Body Restoration
Painting Body Hardware Black

While a lot of time would be expended on painting the car's body, a significant amount of time also needed to be spent on the parts being painted black.  Pictured above are the smaller parts which would go through the same restoration and painting processes as the body, door, and hood panels.  After stripping off the old gray paint down to the bear metal, significant body work was required.  Many of the pieces, such as the headlight holders and spare tire supports required extensive filling of voids in the castings.

In the above photograph various hardware components have been painted with etching primer and primer-filler.  Pictured are the two straps which hold the kerosene tank at the rear of the car, the two windshield pillars, the pair of top bow holders, and various spare tire holder components.

There were six items which required extensive body work.  Shown from top to bottom in the above photograph are the two spare tire support brackets, of of two spare tire support saddles, and one of two headlamp holders.  Both of the headlamp holders as well as both of the spare tire support saddles had extensive pitting of the casting that required filling. 

The two spare tire support brackets are actually fabricated replacements.  When the car had accidentally been backed into a guardrail many years ago the right rear tire support had broken.  A replacement of the wrong size was used in its place.  In order to correct the mismatch of parts a new pair of supports was fabricated.  The replacements were fabricated from 1/4" steel plate and 1" diameter steel rod.  Once welded together each support was filled and shaped with epoxy-fiberglass body filler to match the contours of the original supports.  Thus the replacements were made to look like the original supports that were on the car when it left the factory in 1918.

One of the final steps before painting is to lightly spray black paint on the parts after priming.  By applying flat black paint and then sanding the part, the black paint remains in the low areas thus indicating where more filling and bodywork is required.  In the above photograph most of the items to be painted gloss black are nearing completion of body work and have been lightly dusted with flat black paint prior to final sanding and preparation for painting.

The above photograph shows all hardware components for the car painted Imron Black (RS-99).  These parts will be assembled on the car once all bodywork painting is complete.

The car's original kerosene tank was made of steel and had rusted through.  It had been repaired with gas tank sealer several times in the past and was still weeping kerosene.  A stainless steel tank was fabricated to match the original.  The original filler neck and fuel level indicator were removed from the original tank for reuse with the replacement tank.  The fitting protruding from the center right of the tank is actually at the bottom of the tank is the sump from which an internal tube draws kerosene from the tank.  A cap on the sump can be removed to drain the tank.

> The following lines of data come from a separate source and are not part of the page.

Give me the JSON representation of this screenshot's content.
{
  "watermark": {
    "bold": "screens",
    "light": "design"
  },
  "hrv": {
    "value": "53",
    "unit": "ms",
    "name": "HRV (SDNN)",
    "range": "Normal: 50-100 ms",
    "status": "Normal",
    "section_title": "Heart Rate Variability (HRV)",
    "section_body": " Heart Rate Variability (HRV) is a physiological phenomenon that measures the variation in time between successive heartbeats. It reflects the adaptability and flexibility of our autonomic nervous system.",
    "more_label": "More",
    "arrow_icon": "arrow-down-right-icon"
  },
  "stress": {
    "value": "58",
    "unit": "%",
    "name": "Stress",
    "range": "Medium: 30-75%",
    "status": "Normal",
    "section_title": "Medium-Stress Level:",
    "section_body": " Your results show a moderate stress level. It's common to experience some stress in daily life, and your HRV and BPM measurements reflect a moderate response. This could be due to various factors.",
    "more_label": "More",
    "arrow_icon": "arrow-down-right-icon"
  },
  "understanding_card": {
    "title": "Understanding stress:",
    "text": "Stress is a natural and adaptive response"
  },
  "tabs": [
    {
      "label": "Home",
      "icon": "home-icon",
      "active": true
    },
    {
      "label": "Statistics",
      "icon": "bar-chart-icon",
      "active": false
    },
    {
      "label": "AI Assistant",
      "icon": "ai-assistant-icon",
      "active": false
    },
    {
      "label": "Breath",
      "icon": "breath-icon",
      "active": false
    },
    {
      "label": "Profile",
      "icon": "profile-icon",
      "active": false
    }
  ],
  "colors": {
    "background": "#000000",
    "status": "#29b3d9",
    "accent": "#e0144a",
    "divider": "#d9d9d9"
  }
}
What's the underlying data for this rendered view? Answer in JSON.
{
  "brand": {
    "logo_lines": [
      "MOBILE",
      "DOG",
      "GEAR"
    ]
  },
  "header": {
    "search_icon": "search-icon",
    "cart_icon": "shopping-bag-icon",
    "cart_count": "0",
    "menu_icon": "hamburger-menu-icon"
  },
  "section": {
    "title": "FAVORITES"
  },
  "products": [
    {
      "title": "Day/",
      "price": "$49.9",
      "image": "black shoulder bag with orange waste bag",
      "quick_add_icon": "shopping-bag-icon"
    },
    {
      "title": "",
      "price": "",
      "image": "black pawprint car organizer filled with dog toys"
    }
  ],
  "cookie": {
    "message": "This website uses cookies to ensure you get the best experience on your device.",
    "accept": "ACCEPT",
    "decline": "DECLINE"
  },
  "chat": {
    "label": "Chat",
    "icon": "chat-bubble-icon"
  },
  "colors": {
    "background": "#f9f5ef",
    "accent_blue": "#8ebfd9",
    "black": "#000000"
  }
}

When operating a Stanley a readily accessible set of tools is necessary along with the torch to light the burner.  Most Stanley owners mount a small toolbox on one of the running boards to provide handy access to tools.  Later models of the 735 had a recessed tool pouch mounted on the inside of each of the front doors.  While Stanley didn't offer a running board mounted toolbox as original equipment it was decided to add one during the restoration.  The box obtained was similar to others found during the era and was painted black.

Along with all the smaller parts and pieces that required painting gloss black the four wheel fenders also required extensive bodywork (including replacement of small sections of the sheetmetal) and painting.  Shown in the above photograph are the two front wheel fenders along with what we affectionately call the "cow catcher" that mounts below the condenser. 

While not readily apparent in the above photograph the two front wheel fenders are actually slightly different in their shapes attesting to the hand-made characteristics of the car.  As bodywork progressed on the car differences between the right and left sides would become apparent.  We often joked that a right-handed worker must have made the left side of the car while a left-handed worker made the right side of the car!

Go back        Next Image